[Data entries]
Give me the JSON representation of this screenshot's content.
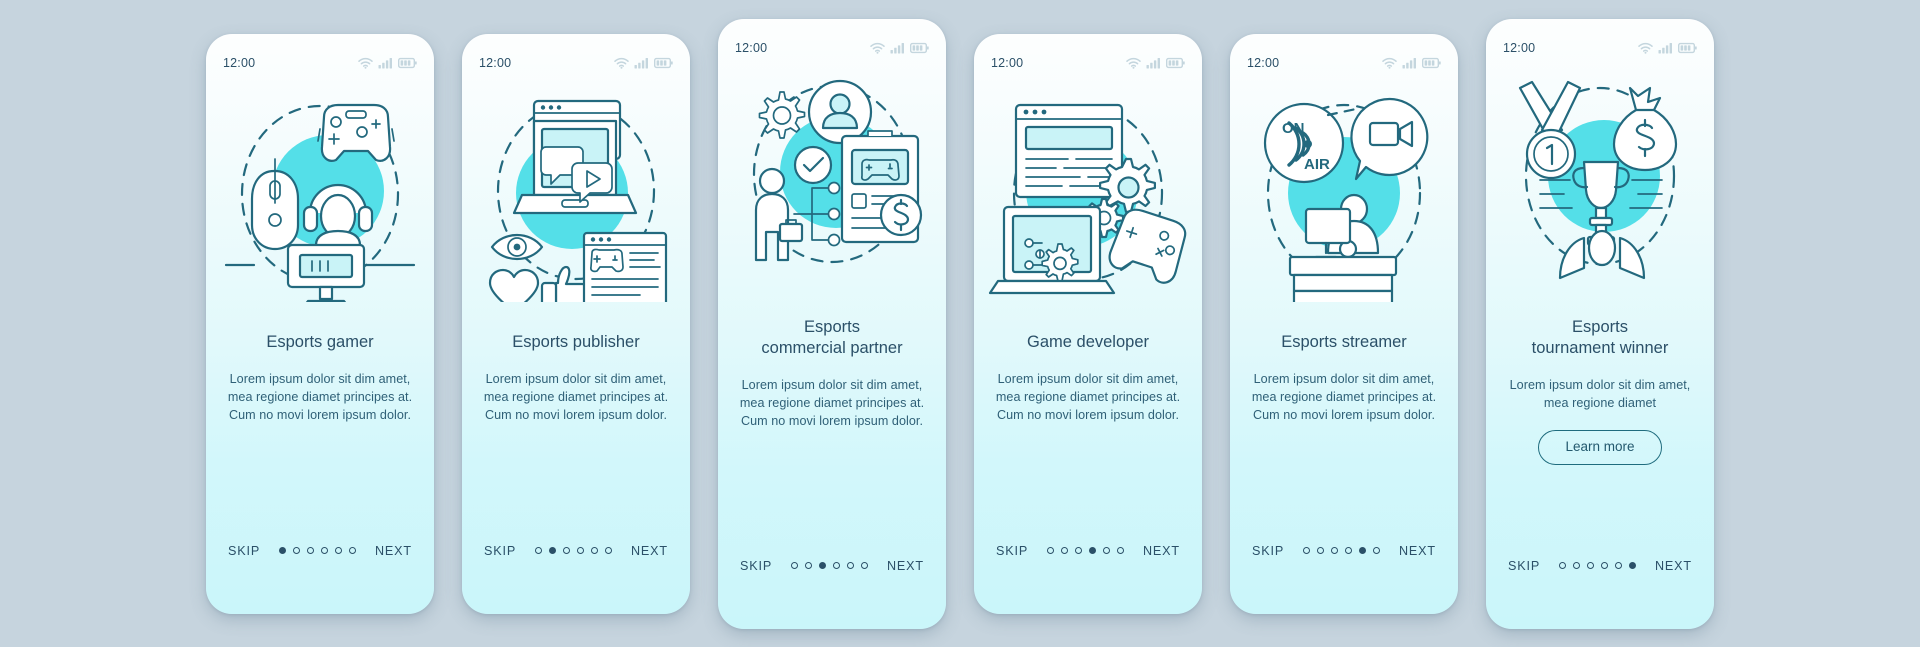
{
  "background_color": "#c6d4de",
  "accent_color": "#54dfe8",
  "stroke_color": "#23697e",
  "text_color": "#2b5068",
  "status_bar": {
    "time": "12:00",
    "icons": [
      "wifi-icon",
      "cellular-signal-icon",
      "battery-icon"
    ]
  },
  "nav": {
    "skip_label": "SKIP",
    "next_label": "NEXT",
    "total_dots": 6
  },
  "screens": [
    {
      "id": "esports-gamer",
      "title": "Esports gamer",
      "description": "Lorem ipsum dolor sit dim amet, mea regione diamet principes at. Cum no movi lorem ipsum dolor.",
      "active_dot": 1,
      "illustration": "gamer-gear-icon",
      "cta": null
    },
    {
      "id": "esports-publisher",
      "title": "Esports publisher",
      "description": "Lorem ipsum dolor sit dim amet, mea regione diamet principes at. Cum no movi lorem ipsum dolor.",
      "active_dot": 2,
      "illustration": "laptop-media-icon",
      "cta": null
    },
    {
      "id": "esports-commercial-partner",
      "title": "Esports\ncommercial partner",
      "description": "Lorem ipsum dolor sit dim amet, mea regione diamet principes at. Cum no movi lorem ipsum dolor.",
      "active_dot": 3,
      "illustration": "partner-contract-icon",
      "cta": null
    },
    {
      "id": "game-developer",
      "title": "Game developer",
      "description": "Lorem ipsum dolor sit dim amet, mea regione diamet principes at. Cum no movi lorem ipsum dolor.",
      "active_dot": 4,
      "illustration": "developer-gears-icon",
      "cta": null
    },
    {
      "id": "esports-streamer",
      "title": "Esports streamer",
      "description": "Lorem ipsum dolor sit dim amet, mea regione diamet principes at. Cum no movi lorem ipsum dolor.",
      "active_dot": 5,
      "illustration": "on-air-stream-icon",
      "cta": null
    },
    {
      "id": "esports-tournament-winner",
      "title": "Esports\ntournament winner",
      "description": "Lorem ipsum dolor sit dim amet, mea regione diamet",
      "active_dot": 6,
      "illustration": "trophy-prize-icon",
      "cta": "Learn more"
    }
  ]
}
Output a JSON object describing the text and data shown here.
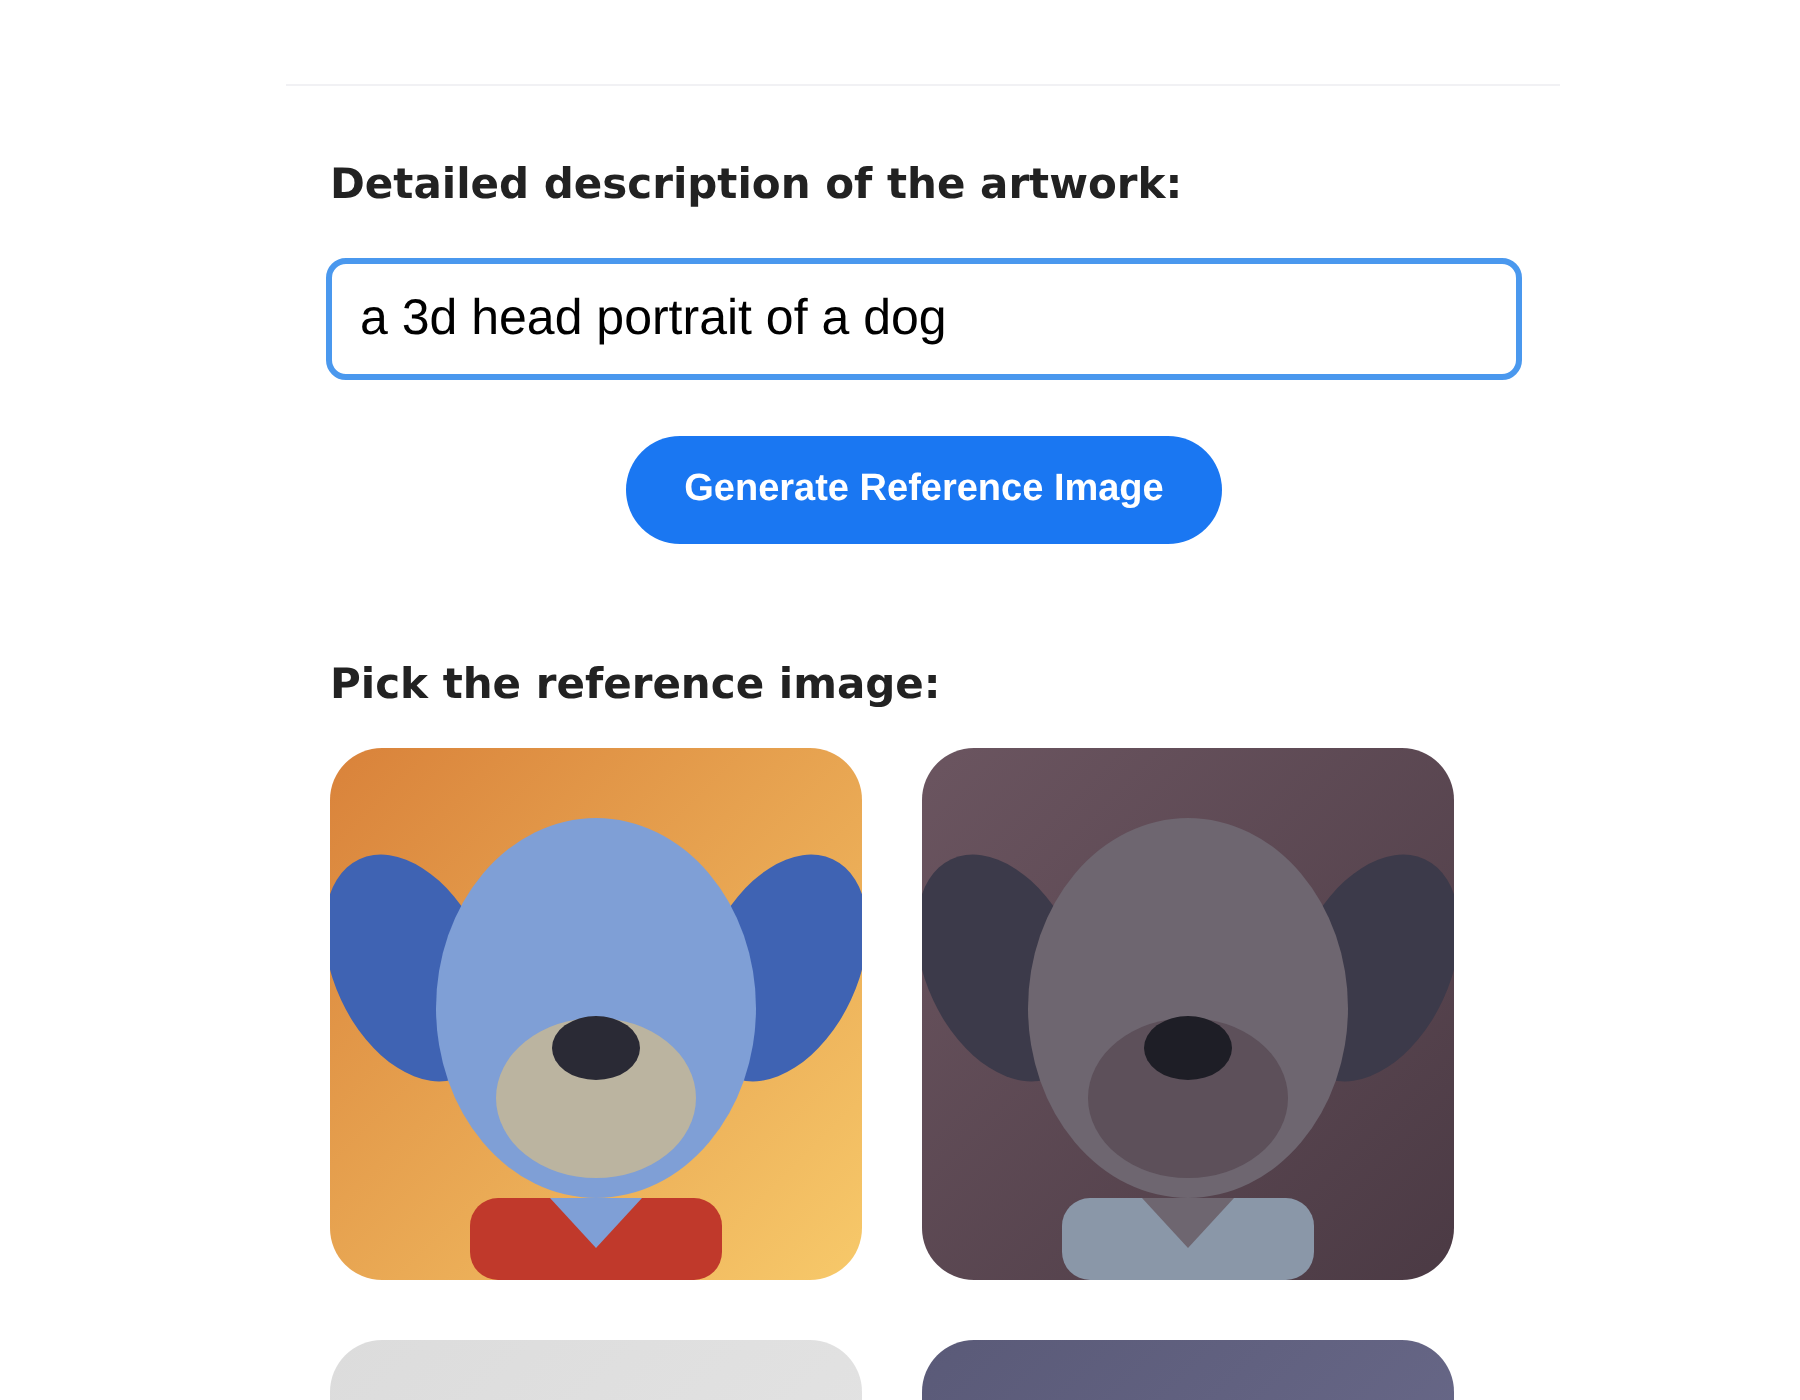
{
  "description_label": "Detailed description of the artwork:",
  "description_field": {
    "value": "a 3d head portrait of a dog"
  },
  "generate_button": "Generate Reference Image",
  "pick_label": "Pick the reference image:"
}
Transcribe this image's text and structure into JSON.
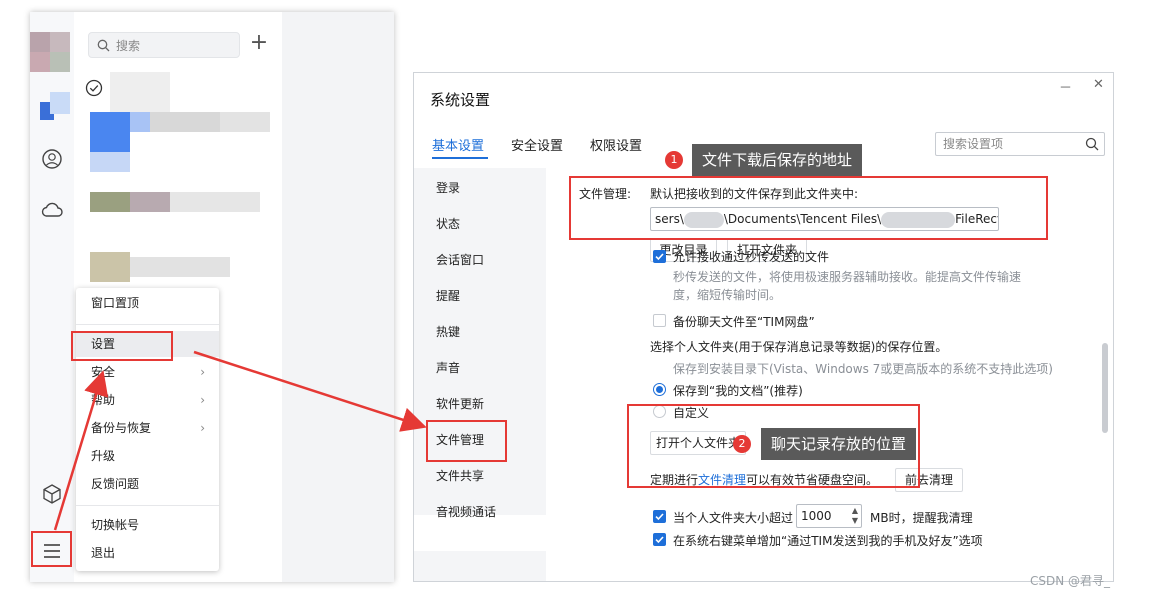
{
  "tim": {
    "search_placeholder": "搜索",
    "plus_label": "+",
    "icons": [
      "check-circle-icon",
      "smile-icon",
      "cloud-icon",
      "cube-icon",
      "hamburger-menu-icon"
    ]
  },
  "menu": {
    "items": [
      {
        "label": "窗口置顶",
        "submenu": false
      },
      {
        "label": "设置",
        "submenu": false,
        "highlighted": true
      },
      {
        "label": "安全",
        "submenu": true
      },
      {
        "label": "帮助",
        "submenu": true
      },
      {
        "label": "备份与恢复",
        "submenu": true
      },
      {
        "label": "升级",
        "submenu": false
      },
      {
        "label": "反馈问题",
        "submenu": false
      },
      {
        "label": "切换帐号",
        "submenu": false
      },
      {
        "label": "退出",
        "submenu": false
      }
    ],
    "arrow": "›"
  },
  "settings": {
    "title": "系统设置",
    "window_buttons": {
      "minimize": "－",
      "close": "✕"
    },
    "tabs": [
      {
        "label": "基本设置",
        "active": true
      },
      {
        "label": "安全设置",
        "active": false
      },
      {
        "label": "权限设置",
        "active": false
      }
    ],
    "search_placeholder": "搜索设置项",
    "sidebar": [
      {
        "label": "登录"
      },
      {
        "label": "状态"
      },
      {
        "label": "会话窗口"
      },
      {
        "label": "提醒"
      },
      {
        "label": "热键"
      },
      {
        "label": "声音"
      },
      {
        "label": "软件更新"
      },
      {
        "label": "文件管理",
        "active": true
      },
      {
        "label": "文件共享"
      },
      {
        "label": "音视频通话"
      }
    ],
    "file_mgmt": {
      "section_label": "文件管理:",
      "default_desc": "默认把接收到的文件保存到此文件夹中:",
      "path_part1": "sers\\",
      "path_part2": "\\Documents\\Tencent Files\\",
      "path_part3": "FileRecv\\",
      "change_dir_button": "更改目录",
      "open_folder_button": "打开文件夹",
      "allow_fast_label": "允许接收通过秒传发送的文件",
      "allow_fast_desc1": "秒传发送的文件，将使用极速服务器辅助接收。能提高文件传输速",
      "allow_fast_desc2": "度，缩短传输时间。",
      "backup_label": "备份聊天文件至“TIM网盘”",
      "personal_folder_desc": "选择个人文件夹(用于保存消息记录等数据)的保存位置。",
      "install_dir_note": "保存到安装目录下(Vista、Windows 7或更高版本的系统不支持此选项)",
      "my_docs_label": "保存到“我的文档”(推荐)",
      "custom_label": "自定义",
      "open_personal_button": "打开个人文件夹",
      "cleanup_prefix": "定期进行",
      "cleanup_link": "文件清理",
      "cleanup_suffix": "可以有效节省硬盘空间。",
      "cleanup_button": "前去清理",
      "size_prefix": "当个人文件夹大小超过",
      "size_value": "1000",
      "size_suffix": "MB时，提醒我清理",
      "context_menu_label": "在系统右键菜单增加“通过TIM发送到我的手机及好友”选项"
    }
  },
  "annotations": {
    "badge1": "1",
    "callout1": "文件下载后保存的地址",
    "badge2": "2",
    "callout2": "聊天记录存放的位置",
    "accent_color": "#e53935"
  },
  "watermark": "CSDN @君寻_",
  "colors": {
    "accent": "#1e6fd9",
    "annotation_red": "#e53935",
    "callout_bg": "#5a5a5a"
  }
}
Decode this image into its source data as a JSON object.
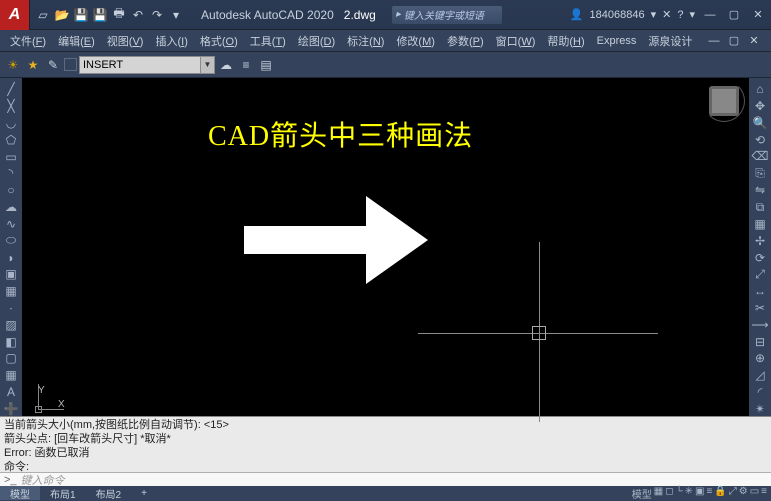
{
  "titlebar": {
    "logo": "A",
    "app": "Autodesk AutoCAD 2020",
    "doc": "2.dwg",
    "search_placeholder": "键入关键字或短语",
    "user": "184068846"
  },
  "menu": {
    "items": [
      {
        "label": "文件",
        "key": "F"
      },
      {
        "label": "编辑",
        "key": "E"
      },
      {
        "label": "视图",
        "key": "V"
      },
      {
        "label": "插入",
        "key": "I"
      },
      {
        "label": "格式",
        "key": "O"
      },
      {
        "label": "工具",
        "key": "T"
      },
      {
        "label": "绘图",
        "key": "D"
      },
      {
        "label": "标注",
        "key": "N"
      },
      {
        "label": "修改",
        "key": "M"
      },
      {
        "label": "参数",
        "key": "P"
      },
      {
        "label": "窗口",
        "key": "W"
      },
      {
        "label": "帮助",
        "key": "H"
      },
      {
        "label": "Express",
        "key": ""
      },
      {
        "label": "源泉设计",
        "key": ""
      }
    ]
  },
  "toolbar": {
    "insert_value": "INSERT"
  },
  "canvas": {
    "heading": "CAD箭头中三种画法",
    "ucs_x": "X",
    "ucs_y": "Y"
  },
  "command": {
    "line1": "当前箭头大小(mm,按图纸比例自动调节): <15>",
    "line2": "箭头尖点: [回车改箭头尺寸] *取消*",
    "line3": "Error: 函数已取消",
    "line4": "命令:",
    "prompt": ">_",
    "hint": "键入命令"
  },
  "tabs": {
    "model": "模型",
    "layout1": "布局1",
    "layout2": "布局2"
  },
  "status": {
    "model_label": "模型"
  }
}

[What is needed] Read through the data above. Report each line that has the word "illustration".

[Task result]
      "illustration": "gamer-gear-icon",
      "illustration": "laptop-media-icon",
      "illustration": "partner-contract-icon",
      "illustration": "developer-gears-icon",
      "illustration": "on-air-stream-icon",
      "illustration": "trophy-prize-icon",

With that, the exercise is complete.